#### Information given ####

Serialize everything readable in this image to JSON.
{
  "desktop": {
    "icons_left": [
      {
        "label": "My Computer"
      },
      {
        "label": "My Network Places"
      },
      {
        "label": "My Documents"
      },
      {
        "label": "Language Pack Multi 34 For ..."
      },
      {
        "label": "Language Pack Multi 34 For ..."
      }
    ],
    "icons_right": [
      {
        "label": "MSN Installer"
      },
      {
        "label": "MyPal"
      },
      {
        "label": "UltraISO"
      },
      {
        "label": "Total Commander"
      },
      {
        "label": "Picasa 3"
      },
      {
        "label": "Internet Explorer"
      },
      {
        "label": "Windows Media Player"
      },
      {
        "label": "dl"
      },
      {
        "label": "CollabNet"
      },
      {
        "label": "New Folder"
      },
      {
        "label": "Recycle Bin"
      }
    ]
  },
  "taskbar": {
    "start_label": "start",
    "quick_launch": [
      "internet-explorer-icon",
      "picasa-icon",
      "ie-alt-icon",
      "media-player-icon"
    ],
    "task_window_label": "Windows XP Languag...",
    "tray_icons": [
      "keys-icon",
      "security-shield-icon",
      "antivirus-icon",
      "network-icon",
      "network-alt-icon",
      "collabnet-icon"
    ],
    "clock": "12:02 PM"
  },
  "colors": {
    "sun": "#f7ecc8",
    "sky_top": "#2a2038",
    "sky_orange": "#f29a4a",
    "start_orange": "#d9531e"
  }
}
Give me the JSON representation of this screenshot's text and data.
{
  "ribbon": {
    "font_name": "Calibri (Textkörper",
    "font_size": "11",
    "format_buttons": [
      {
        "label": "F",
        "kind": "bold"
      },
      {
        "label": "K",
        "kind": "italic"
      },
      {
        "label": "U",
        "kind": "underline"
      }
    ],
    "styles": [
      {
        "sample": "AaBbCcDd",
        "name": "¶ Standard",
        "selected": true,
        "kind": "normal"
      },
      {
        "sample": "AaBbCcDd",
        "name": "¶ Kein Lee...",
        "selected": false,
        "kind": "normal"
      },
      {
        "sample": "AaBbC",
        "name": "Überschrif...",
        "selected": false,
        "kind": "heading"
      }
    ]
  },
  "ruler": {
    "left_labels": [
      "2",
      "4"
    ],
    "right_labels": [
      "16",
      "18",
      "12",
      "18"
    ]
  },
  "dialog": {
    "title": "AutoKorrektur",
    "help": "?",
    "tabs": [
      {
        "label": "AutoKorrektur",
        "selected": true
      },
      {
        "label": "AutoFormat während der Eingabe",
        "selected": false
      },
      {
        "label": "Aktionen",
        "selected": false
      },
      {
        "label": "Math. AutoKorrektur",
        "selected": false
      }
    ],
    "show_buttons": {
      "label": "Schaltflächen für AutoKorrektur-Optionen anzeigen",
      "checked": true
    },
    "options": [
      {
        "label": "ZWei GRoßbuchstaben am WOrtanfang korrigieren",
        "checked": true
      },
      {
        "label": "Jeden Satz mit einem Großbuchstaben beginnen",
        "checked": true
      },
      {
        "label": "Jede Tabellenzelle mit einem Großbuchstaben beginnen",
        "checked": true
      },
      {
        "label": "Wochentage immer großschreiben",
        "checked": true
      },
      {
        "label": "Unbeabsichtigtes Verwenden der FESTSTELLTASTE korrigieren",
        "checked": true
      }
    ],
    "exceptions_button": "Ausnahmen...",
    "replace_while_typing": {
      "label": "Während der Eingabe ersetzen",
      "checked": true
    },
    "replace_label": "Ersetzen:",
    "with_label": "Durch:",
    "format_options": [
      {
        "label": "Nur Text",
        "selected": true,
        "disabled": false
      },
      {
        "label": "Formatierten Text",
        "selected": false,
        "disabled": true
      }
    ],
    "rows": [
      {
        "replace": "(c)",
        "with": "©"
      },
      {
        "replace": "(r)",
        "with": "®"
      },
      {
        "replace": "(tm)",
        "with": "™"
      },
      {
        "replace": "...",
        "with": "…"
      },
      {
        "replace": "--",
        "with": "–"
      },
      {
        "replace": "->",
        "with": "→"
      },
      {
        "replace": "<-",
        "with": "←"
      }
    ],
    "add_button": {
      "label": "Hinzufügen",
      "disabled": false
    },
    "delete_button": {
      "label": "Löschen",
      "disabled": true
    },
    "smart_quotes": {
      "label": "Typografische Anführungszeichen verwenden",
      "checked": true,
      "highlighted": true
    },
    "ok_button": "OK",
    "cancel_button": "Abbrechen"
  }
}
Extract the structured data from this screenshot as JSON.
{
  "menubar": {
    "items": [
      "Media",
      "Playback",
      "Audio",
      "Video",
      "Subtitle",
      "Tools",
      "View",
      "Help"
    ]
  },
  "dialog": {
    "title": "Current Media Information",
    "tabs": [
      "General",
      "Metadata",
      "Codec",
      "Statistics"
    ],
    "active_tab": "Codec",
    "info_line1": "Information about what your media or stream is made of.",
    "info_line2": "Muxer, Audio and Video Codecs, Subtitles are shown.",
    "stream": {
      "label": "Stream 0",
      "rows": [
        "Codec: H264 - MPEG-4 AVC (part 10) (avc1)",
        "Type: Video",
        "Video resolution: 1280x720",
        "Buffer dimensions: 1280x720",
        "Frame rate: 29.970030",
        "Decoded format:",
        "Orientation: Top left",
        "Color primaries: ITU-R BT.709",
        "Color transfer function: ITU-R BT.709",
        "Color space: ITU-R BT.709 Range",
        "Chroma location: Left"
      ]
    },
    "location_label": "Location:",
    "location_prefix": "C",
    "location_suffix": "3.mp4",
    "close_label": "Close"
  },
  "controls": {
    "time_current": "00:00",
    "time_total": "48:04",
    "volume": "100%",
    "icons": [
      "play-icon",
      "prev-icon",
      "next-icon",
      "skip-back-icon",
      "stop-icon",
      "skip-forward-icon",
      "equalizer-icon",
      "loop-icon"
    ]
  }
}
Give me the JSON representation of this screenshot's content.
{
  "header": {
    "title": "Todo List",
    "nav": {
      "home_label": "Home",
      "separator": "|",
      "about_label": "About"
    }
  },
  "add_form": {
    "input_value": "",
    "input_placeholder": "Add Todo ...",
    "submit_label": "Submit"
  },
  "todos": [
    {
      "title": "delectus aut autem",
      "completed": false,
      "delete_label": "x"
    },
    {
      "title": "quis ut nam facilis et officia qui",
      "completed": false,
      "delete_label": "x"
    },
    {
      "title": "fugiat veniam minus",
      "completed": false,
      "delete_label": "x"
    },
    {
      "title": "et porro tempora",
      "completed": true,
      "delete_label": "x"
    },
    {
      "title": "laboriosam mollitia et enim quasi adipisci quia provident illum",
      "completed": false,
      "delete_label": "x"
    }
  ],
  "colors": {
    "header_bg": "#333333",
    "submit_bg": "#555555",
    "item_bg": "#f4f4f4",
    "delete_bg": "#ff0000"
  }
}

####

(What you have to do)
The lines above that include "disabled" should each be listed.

(Task result)
        "disabled": false
        "disabled": true
      "disabled": false
      "disabled": true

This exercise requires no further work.